Less successful is the Prokofiev D-major sonata. The performance seems cautious, especially Smith's contribution, which lacks incisiveness. Rampal (on Odyssey Y 33905), with his longtime partner Robert Veyron-Lacroix, gives a reading that is effortlessly virtuosic, with a real sense of abandon, especially in the exciting final movement.

The sound is magnificent. The producers have certainly succeeded in their goal to preserve the true sound of acoustic instruments in a hall. Through my system—Grado TLZ, Premier FT3, VPI HW-19 II, ARC SP9 Mk.II preamp, Rowland Model 3 amplifiers, Mirage M-1 loudspeakers—the perspective is that of a seat in the front third of a small, empty hall. The piano is clearly close to the rear wall and the solo flute near the edge of the stage, well in front of the piano. Woodward's flute sound is amazingly consistent from top to bottom without any unnatural colorations, or a sense of strain when he plays loudly. The piano does sometimes lack focus and definition—the left hand in particular—but I suspect this is a response we all have after too many closely miked piano recordings. This is the way a piano sounds in a small, empty auditorium.

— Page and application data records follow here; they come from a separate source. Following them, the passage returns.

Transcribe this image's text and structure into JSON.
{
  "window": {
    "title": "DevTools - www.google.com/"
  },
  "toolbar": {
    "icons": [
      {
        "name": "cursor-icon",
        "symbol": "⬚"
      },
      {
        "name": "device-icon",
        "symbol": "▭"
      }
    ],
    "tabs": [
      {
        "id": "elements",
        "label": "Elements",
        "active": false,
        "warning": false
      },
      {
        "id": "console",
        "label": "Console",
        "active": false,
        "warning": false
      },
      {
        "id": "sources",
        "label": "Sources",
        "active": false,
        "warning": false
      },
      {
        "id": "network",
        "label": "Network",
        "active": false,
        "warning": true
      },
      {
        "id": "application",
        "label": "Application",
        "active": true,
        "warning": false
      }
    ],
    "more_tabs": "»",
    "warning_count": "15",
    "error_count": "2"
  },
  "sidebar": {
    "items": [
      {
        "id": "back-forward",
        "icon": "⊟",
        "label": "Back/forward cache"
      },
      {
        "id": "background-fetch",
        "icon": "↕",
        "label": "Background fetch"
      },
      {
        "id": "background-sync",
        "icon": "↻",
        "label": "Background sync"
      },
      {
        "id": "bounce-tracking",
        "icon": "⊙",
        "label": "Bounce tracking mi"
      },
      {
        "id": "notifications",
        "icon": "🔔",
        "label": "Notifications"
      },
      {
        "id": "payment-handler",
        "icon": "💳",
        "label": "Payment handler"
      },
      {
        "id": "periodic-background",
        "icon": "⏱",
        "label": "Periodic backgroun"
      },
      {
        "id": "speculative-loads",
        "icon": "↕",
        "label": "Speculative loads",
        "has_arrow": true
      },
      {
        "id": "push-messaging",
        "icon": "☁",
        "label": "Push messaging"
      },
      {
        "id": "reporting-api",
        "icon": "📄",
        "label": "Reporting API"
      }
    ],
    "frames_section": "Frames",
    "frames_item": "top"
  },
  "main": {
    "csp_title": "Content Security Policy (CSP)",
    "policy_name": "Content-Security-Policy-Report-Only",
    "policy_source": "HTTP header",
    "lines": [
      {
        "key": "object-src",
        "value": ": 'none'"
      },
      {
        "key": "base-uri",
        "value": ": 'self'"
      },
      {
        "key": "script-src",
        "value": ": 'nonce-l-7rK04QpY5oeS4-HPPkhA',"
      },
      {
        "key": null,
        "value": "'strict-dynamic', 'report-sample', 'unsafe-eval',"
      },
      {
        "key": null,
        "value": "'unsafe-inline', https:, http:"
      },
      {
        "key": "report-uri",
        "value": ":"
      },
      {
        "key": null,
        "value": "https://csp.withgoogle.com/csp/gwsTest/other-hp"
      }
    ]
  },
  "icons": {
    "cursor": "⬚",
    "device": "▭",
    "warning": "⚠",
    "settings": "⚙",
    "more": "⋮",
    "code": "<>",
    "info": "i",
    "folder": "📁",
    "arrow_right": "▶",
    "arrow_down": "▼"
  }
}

I compared Poem to the Wilson violin and piano discs that I admire greatly (Wilson W-8722 and W-8315). Although also recorded in a small hall, the feel is actually more like that of a living room—a perfectly valid way to make a "chamber music" recording. The sound is close and intimate. But I find Poem's sonics to be just as involving in the way they recreate the feeling of being in a real hall listening to real musicians. Kudos to Kavi Alexander and to Stereophile for producing a true reference recording. I eagerly await the next release.—Andrew Quint, Merion Station, PA